BOOK III.—WAITING FOR DEATH.

of apples and quinces, and until to-day he had never come to it without pleasant expectations; but his heart beat uneasily now with the sense that he should probably have to make his confession before Mrs Garth, of whom he was rather more in awe than of her husband. Not that she was inclined to sarcasm and to impulsive sallies, as Mary was. In her present matronly age at least, Mrs Garth never committed herself by over-hasty speech; having, as she said, borne the yoke in her youth, and learned self-control. She had that rare sense which discerns what is inalterable, and submits to it without murmuring. Adoring her husband's virtues, she had very early made up her mind to his incapacity of minding his own interests, and had met the consequences cheerfully. She had been magnanimous enough to renounce all pride in teapots or children's frilling, and had never poured any pathetic confidences into the ears of her feminine neighbours concerning Mr Garth's want of prudence and the sums he might have had if he had been like other men.
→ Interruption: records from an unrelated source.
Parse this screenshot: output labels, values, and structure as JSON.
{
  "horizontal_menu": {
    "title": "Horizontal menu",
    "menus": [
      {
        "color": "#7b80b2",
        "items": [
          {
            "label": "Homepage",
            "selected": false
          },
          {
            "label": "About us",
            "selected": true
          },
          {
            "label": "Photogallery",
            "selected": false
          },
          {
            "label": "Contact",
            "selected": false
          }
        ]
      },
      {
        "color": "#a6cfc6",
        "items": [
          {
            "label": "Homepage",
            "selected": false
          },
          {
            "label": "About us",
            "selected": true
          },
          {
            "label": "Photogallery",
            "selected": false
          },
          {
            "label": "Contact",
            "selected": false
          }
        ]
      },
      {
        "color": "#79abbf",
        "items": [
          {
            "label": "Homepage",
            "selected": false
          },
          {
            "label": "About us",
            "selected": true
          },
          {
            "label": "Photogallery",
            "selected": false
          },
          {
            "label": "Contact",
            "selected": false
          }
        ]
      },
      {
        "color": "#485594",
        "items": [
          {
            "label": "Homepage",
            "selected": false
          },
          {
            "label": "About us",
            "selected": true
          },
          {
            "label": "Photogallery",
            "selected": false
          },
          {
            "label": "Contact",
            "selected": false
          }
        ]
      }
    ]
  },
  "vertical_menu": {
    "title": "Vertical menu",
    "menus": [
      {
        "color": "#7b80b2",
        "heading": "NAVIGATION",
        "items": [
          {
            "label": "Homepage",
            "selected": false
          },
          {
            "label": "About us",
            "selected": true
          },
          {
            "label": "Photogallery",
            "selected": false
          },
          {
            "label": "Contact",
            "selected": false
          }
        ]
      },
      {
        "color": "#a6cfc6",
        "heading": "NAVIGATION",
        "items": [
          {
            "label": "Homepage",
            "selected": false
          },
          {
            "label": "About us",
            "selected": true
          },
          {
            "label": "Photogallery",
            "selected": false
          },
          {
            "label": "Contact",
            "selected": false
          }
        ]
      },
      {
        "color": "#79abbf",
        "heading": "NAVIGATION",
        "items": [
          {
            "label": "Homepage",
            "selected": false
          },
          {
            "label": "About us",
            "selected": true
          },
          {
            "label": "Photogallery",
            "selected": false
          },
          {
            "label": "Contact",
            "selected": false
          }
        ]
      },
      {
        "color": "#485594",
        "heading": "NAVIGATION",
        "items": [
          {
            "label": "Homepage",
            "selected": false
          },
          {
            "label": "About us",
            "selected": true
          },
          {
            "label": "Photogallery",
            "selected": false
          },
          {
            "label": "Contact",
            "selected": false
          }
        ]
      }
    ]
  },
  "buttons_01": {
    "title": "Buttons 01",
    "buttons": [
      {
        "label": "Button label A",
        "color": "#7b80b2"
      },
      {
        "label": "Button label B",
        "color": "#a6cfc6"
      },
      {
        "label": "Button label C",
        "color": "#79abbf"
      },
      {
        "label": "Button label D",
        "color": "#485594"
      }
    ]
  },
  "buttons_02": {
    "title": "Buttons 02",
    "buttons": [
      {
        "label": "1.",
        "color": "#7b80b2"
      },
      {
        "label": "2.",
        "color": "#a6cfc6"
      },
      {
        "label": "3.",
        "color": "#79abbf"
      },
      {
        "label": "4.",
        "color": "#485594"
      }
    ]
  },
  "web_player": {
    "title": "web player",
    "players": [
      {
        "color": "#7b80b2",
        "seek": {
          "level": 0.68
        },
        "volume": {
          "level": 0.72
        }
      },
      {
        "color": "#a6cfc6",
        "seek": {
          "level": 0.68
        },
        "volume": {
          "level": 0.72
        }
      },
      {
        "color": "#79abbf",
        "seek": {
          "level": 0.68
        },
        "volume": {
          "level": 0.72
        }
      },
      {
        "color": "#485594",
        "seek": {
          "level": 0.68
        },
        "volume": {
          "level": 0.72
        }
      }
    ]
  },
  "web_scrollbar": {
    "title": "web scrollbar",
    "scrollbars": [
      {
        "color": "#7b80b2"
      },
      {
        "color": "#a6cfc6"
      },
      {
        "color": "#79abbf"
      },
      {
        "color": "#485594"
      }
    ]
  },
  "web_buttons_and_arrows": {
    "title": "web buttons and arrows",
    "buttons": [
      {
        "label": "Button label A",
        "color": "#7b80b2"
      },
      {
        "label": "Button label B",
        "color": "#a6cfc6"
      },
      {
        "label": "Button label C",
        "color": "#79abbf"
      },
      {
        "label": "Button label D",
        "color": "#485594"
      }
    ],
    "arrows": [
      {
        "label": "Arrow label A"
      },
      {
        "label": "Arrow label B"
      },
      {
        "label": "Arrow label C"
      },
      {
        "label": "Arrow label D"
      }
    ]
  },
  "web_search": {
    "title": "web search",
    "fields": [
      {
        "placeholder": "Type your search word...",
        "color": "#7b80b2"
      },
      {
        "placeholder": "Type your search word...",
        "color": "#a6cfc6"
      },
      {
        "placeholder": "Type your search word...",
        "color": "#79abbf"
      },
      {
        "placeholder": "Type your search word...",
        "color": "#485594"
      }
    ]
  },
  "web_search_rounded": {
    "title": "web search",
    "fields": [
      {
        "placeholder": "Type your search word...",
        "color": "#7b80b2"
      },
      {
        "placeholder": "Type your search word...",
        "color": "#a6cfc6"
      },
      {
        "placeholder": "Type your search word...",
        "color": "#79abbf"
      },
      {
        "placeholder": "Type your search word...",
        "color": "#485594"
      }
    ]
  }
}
Hence these fair neighbours thought her either proud or eccentric, and sometimes spoke of her to their husbands as "your fine Mrs Garth." She was not without her criticism of them in return, being more accu-